Climate change and variability
Australia’s warmest 12-month period on record, again
Australia’s warmest September on record
Australia’s record for warmest 12-month period has been broken for a second consecutive month. This continues a remarkable sequence of warmer-than-average months for Australia since June 2012.
September 2013 was easily Australia’s warmest September on record. The national average temperature for September was +2.75 °C above the long-term (1961–1990) average, which also sets a record for Australia’s largest positive anomaly for any monthly mean temperature. The previous record of +2.66 °C was set in April 2005.
The mean temperature for Australia, averaged over the 12 months from October 2012 to September 2013, was 1.25 °C above the long-term average. This was also 0.17 °C warmer than any 12-month period prior to 2013.
The previous record, set over September 2012 to August 2013, was +1.11 °C above the long-term average, and the record preceding the current warm spell was +1.08 °C, set between February 2005 and January 2006.
Temperatures for the calendar year to date (January to September) have also been the warmest on record, at 1.31 °C above the long-term average, well above the figure set for January to September 2005 (+1.07 °C). 2005 currently holds the record for Australia’s warmest calendar year.
The past 18 months have been characterised by widespread heat across Australia.
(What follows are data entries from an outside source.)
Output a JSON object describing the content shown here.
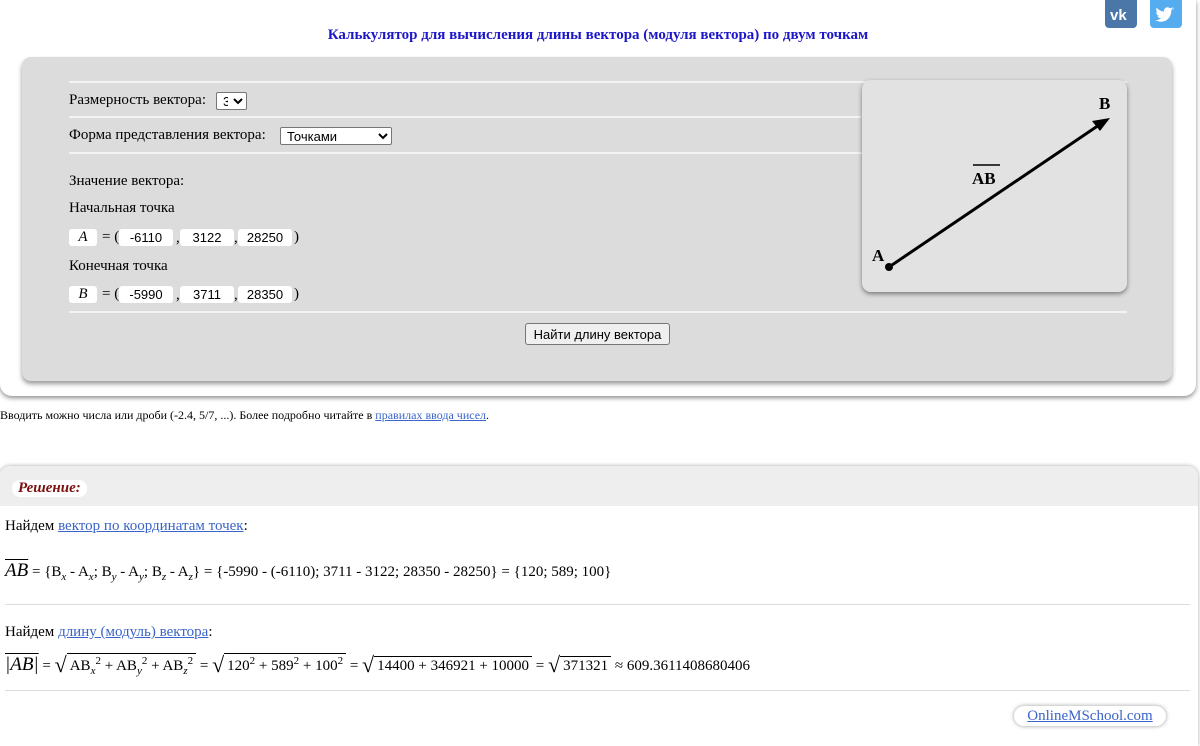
{
  "header": {
    "title": "Калькулятор для вычисления длины вектора (модуля вектора) по двум точкам"
  },
  "social": {
    "vk_icon": "vk-icon",
    "twitter_icon": "twitter-icon",
    "vk_color": "#4a76a8",
    "twitter_color": "#55acee"
  },
  "form": {
    "dimension_label": "Размерность вектора:",
    "dimension_value": "3",
    "representation_label": "Форма представления вектора:",
    "representation_value": "Точками",
    "value_label": "Значение вектора:",
    "start_label": "Начальная точка",
    "end_label": "Конечная точка",
    "point_a": {
      "name": "A",
      "x": "-6110",
      "y": "3122",
      "z": "28250"
    },
    "point_b": {
      "name": "B",
      "x": "-5990",
      "y": "3711",
      "z": "28350"
    },
    "eq": "= (",
    "comma": ",",
    "close": ")",
    "find_button": "Найти длину вектора"
  },
  "diagram": {
    "label_a": "A",
    "label_b": "B",
    "label_ab": "AB"
  },
  "hint": {
    "text": "Вводить можно числа или дроби (-2.4, 5/7, ...). Более подробно читайте в",
    "link": "правилах ввода чисел",
    "end": "."
  },
  "solution": {
    "title": "Решение:",
    "step1_text": "Найдем",
    "step1_link": "вектор по координатам точек",
    "step1_end": ":",
    "step1_formula": {
      "ab": "AB",
      "eq": "=",
      "lhs": "{B",
      "bx": "x",
      "minus1": " - A",
      "ax": "x",
      "sep1": "; B",
      "by": "y",
      "minus2": " - A",
      "ay": "y",
      "sep2": "; B",
      "bz": "z",
      "minus3": " - A",
      "az": "z",
      "rb": "}",
      "substituted": "= {-5990 - (-6110); 3711 - 3122; 28350 - 28250}",
      "result": "= {120; 589; 100}"
    },
    "step2_text": "Найдем",
    "step2_link": "длину (модуль) вектора",
    "step2_end": ":",
    "step2_formula": {
      "lhs": "|AB|",
      "eq": "=",
      "sym": "AB",
      "sx": "x",
      "sy": "y",
      "sz": "z",
      "pow": "2",
      "plus": " + ",
      "eq2": "=",
      "n1": "120",
      "n2": "589",
      "n3": "100",
      "eq3": "=",
      "sum": "14400 + 346921 + 10000",
      "eq4": "=",
      "total": "371321",
      "approx": "≈ 609.3611408680406"
    }
  },
  "brand": "OnlineMSchool.com"
}
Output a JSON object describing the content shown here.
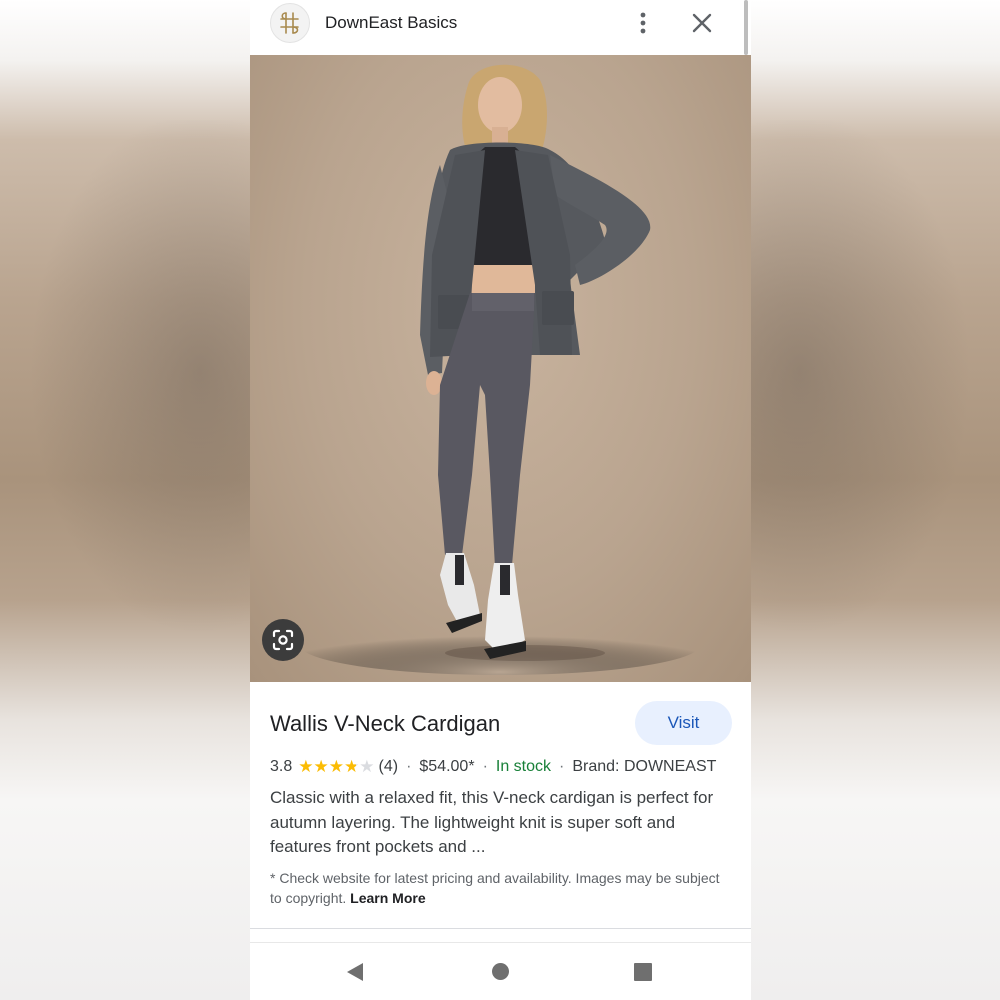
{
  "header": {
    "site_name": "DownEast Basics",
    "logo_icon": "downeast-monogram-logo",
    "more_icon": "more-vert-icon",
    "close_icon": "close-icon"
  },
  "image": {
    "alt": "Wallis V-Neck Cardigan",
    "lens_icon": "google-lens-icon"
  },
  "product": {
    "title": "Wallis V-Neck Cardigan",
    "visit_label": "Visit",
    "rating": "3.8",
    "rating_value": 3.8,
    "rating_max": 5,
    "review_count": "(4)",
    "price": "$54.00*",
    "availability": "In stock",
    "brand": "Brand: DOWNEAST",
    "separator": "·",
    "description": "Classic with a relaxed fit, this V-neck cardigan is perfect for autumn layering. The lightweight knit is super soft and features front pockets and ...",
    "disclaimer": "* Check website for latest pricing and availability. Images may be subject to copyright.",
    "learn_more": "Learn More"
  },
  "navbar": {
    "back_icon": "back-triangle-icon",
    "home_icon": "home-circle-icon",
    "recents_icon": "recents-square-icon"
  },
  "colors": {
    "accent": "#1a56b8",
    "visit_bg": "#e8f0fe",
    "in_stock": "#188038",
    "star": "#fbbc04",
    "star_empty": "#dadce0"
  }
}
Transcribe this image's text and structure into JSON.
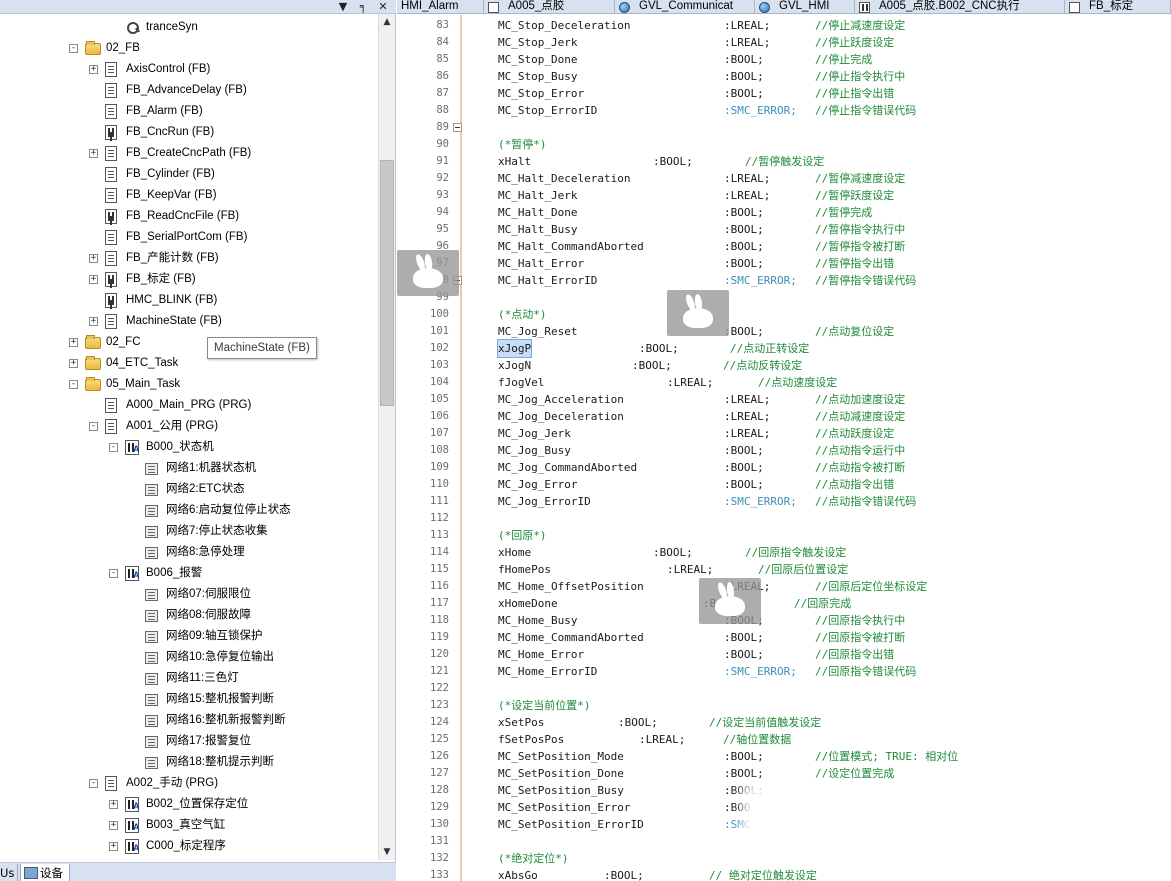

The mean temperature has been above average over the entire continent.
In the past 12-month period a large number of mean temperature records have fallen across Australia including:
- Australia’s warmest month on record (January)
- Australia’s warmest September on record
- Australia’s largest positive monthly anomaly on record (September)
- Australia’s warmest summer on record (December 2012 to February 2013)
- Australia’s warmest January to September period on record
- Australia’s warmest 12-month period on record (broken twice, for the periods ending August and September)
- Indeed, Australia’s warmest period on record for all periods 1 to 18 months long ending September 2013
Two significant daily maximum temperature records were also set this year:
- Australia’s hottest summer day on record (7 January)
- Australia’s warmest winter day on record (31 August)
The periods inclusive of September 2013 have also resulted in numerous State and Territory mean temperature records including:
- Warmest September on record for South Australia, Victoria, New South Wales, Queensland and the Northern Territory
- Largest positive monthly anomaly on record for South Australia and Queensland (September)
- The warmest January to September period on record for South Australia, Victoria, New South Wales and the Northern Territory, and also for Melbourne, Sydney and Adelaide
- The warmest 12-month period on record for South Australia, the Northern Territory, and southern Australia
In addition to these records, and those set during the heat events of January and autumn, many individual stations have set records for early season heat or September record highs.
Generally above-average temperatures have persisted with few breaks since September 2012. The period has been characterised by long periods of warmer-than-average days and a distinct lack of cold weather. Nights have also been warmer than average, but less so than daytime temperatures.
Every calendar month since September 2012 has recorded temperatures at least 0.5 °C above average, with eight of those thirteen months topping 1.0 °C above average including January, April, May, July, August and September of 2013. Widespread record warmth has also been recorded in the oceans around Australia.
The Remainder of 2013
The year-to-date temperature anomaly is currently so large that mean temperatures during the remaining three months of 2013 only need to be slightly above average for the year to set a new calendar year record. An anomaly of just +0.24 °C for the remainder of the year (i.e. October to December) will result in 2013 equalling the record held by 2005. Zero anomalies for the last three months of the year will result in 2013 finishing as the second-warmest year on record.
It also remains possible that the 12-month mean temperature record will be equalled or broken again before the end of the year, for the periods ending October, November and/or December.
The Bureau’s latest seasonal outlook indicates that both maximum and minimum temperatures are most likely to be above average over most of Australia. The outlook for warmer-than-average temperatures over the remainder of the year is consistent with the Bureau’s knowledge of background temperature trends, and the well-above-average sea surface temperatures that currently surround Australia. Australian temperatures are now on average more than 1 °C warmer than during the 1950s.
Running means for Australian temperature anomalies for 12-month periods ending September 2013. Vertical grid lines mark 12-month periods commencing January 1920, January 1930, etc.